[WHAT THIS TASK INVOLVES]
Go through the data below and return each line where the string "name" appears.

Start of SUPPLIED MATERIAL

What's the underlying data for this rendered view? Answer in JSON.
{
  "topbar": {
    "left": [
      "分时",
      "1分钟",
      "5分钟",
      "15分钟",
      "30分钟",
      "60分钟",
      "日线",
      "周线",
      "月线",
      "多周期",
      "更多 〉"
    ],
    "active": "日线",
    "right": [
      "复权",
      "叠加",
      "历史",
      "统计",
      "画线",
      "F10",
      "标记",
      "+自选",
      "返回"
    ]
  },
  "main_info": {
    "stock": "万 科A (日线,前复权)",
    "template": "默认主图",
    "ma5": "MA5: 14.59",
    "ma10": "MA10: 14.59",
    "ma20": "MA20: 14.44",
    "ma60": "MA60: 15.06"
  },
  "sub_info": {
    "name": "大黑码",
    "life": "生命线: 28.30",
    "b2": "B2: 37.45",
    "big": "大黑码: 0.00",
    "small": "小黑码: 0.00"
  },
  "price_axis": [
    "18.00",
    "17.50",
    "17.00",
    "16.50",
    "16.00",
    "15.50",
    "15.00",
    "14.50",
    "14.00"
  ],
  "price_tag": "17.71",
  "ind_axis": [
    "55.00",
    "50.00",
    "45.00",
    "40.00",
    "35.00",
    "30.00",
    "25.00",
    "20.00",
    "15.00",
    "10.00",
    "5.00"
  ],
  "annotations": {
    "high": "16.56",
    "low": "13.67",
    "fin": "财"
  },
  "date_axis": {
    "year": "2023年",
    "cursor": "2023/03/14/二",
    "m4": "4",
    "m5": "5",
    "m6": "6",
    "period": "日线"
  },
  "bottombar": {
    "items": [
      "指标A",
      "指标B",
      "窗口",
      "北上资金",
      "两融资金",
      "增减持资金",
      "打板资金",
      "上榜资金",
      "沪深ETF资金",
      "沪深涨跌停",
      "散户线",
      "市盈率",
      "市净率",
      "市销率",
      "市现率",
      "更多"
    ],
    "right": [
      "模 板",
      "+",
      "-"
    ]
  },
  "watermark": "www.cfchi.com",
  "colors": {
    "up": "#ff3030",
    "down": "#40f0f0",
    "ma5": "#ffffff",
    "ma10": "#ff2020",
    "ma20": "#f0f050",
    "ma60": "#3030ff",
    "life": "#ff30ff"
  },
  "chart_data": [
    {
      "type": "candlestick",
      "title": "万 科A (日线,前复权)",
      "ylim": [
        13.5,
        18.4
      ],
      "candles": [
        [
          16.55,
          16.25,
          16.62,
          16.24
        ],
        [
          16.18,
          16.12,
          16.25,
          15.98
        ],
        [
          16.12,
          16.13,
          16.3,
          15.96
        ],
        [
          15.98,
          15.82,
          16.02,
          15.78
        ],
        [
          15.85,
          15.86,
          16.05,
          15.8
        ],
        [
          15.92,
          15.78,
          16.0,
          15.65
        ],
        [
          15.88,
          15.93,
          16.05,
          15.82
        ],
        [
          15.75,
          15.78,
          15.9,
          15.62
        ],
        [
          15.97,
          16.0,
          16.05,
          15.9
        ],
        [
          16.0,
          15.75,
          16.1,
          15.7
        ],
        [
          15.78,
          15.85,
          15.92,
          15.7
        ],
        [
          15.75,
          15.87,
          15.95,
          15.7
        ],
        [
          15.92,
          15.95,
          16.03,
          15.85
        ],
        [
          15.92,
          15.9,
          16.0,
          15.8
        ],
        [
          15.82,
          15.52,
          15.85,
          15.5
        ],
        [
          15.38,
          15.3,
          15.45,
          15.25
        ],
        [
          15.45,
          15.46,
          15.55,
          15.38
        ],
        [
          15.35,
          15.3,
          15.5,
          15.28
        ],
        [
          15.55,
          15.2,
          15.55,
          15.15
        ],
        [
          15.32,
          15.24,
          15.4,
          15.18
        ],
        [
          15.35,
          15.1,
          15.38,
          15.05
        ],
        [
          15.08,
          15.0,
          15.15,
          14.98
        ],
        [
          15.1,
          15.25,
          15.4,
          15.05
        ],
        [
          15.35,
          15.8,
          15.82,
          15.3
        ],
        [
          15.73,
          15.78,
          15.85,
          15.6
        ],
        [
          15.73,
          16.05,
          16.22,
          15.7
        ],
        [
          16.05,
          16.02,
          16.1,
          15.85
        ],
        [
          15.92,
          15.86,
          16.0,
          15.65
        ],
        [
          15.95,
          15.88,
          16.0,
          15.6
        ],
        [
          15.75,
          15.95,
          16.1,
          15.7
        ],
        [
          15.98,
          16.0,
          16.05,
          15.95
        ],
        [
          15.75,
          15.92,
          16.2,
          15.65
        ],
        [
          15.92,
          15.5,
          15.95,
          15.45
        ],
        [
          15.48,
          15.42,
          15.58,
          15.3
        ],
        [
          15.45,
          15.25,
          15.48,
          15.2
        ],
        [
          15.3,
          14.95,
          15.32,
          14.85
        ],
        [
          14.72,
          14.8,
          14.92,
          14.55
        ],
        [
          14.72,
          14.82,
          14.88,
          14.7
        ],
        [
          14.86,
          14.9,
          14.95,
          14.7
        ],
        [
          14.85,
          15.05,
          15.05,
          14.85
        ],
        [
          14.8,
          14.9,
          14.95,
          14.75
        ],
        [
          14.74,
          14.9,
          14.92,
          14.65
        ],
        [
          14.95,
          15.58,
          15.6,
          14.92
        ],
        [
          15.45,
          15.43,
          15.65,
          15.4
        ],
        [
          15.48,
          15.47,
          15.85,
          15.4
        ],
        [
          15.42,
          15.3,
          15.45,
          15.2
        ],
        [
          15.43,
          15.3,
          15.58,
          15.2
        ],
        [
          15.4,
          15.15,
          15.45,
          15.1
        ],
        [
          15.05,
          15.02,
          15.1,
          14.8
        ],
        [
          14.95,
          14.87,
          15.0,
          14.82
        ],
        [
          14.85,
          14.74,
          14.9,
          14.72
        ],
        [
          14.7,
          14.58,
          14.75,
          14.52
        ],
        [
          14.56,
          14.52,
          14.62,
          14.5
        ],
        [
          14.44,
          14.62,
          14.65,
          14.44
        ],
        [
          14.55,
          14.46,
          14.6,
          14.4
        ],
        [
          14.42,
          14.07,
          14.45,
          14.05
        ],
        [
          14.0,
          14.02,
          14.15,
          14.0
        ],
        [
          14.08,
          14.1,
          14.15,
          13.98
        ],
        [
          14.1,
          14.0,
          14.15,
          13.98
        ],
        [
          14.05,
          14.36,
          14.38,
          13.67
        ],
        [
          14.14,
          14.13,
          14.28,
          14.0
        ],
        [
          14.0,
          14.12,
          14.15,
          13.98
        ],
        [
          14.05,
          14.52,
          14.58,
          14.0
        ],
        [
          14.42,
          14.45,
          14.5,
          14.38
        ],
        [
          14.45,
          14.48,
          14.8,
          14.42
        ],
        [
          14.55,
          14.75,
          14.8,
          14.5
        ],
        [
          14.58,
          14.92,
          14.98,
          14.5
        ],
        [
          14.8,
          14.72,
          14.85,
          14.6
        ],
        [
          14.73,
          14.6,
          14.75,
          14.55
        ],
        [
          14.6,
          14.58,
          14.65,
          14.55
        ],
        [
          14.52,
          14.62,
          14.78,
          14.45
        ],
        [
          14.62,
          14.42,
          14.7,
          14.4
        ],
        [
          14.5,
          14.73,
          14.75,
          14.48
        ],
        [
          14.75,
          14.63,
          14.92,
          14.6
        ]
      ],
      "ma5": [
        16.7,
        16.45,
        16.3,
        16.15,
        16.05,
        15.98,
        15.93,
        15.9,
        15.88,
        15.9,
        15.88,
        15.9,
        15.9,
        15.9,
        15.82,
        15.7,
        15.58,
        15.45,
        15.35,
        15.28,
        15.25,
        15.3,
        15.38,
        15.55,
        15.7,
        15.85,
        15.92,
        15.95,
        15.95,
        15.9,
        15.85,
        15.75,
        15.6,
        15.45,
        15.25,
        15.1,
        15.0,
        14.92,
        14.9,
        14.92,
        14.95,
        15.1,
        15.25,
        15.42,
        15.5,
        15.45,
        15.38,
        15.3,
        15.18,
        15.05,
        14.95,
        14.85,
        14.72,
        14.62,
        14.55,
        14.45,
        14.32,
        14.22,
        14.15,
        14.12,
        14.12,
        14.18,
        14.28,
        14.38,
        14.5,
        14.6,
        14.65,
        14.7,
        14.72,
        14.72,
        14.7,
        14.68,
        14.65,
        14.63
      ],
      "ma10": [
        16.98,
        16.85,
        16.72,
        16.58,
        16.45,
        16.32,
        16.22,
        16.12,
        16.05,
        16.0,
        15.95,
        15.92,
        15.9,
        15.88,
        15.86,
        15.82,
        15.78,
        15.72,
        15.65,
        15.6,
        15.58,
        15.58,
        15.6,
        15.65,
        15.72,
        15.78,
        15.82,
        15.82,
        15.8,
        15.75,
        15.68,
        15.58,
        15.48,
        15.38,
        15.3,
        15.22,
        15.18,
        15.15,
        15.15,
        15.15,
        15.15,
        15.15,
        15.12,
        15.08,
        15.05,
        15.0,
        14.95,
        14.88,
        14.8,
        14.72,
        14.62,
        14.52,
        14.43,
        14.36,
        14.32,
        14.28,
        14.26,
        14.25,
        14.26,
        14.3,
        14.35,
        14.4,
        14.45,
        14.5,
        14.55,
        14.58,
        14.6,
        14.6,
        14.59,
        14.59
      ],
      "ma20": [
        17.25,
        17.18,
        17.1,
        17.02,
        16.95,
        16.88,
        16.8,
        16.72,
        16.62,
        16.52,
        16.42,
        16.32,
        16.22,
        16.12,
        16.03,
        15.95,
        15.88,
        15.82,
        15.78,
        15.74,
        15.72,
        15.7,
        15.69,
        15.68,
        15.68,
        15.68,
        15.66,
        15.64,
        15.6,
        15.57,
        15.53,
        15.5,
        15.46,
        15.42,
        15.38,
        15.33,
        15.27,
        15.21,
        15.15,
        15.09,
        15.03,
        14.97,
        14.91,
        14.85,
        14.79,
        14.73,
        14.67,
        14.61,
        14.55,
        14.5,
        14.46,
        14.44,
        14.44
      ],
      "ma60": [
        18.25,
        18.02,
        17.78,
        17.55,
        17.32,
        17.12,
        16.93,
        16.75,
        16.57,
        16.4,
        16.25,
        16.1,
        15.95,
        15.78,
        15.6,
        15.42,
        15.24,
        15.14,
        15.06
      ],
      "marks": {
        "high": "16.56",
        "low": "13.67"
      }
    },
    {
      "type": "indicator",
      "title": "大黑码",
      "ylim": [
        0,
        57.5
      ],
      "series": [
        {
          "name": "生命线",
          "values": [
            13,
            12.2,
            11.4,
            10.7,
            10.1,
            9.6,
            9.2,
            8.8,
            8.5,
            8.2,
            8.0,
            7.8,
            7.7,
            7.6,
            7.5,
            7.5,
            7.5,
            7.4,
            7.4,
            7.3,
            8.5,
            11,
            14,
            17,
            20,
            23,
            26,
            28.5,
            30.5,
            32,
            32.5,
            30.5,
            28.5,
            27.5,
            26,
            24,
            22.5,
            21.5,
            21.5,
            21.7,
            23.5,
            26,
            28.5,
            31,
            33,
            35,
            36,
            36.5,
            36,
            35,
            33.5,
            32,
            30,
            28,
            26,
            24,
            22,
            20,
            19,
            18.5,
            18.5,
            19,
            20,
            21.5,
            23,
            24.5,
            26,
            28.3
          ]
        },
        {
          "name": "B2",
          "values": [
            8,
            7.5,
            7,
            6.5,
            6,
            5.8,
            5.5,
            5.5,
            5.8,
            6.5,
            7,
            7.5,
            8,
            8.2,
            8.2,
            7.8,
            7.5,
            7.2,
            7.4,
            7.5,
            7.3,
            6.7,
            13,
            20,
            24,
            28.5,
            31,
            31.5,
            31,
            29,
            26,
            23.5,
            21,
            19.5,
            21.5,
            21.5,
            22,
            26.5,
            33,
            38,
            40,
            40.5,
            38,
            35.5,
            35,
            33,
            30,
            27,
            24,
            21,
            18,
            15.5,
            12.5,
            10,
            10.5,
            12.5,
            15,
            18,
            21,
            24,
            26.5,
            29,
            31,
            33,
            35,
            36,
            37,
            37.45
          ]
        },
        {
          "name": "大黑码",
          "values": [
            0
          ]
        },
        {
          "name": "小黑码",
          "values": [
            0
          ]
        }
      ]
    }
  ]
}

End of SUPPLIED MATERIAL

[ANSWER BOX]
    "name": "大黑码",
          "name": "生命线",
          "name": "B2",
          "name": "大黑码",
          "name": "小黑码",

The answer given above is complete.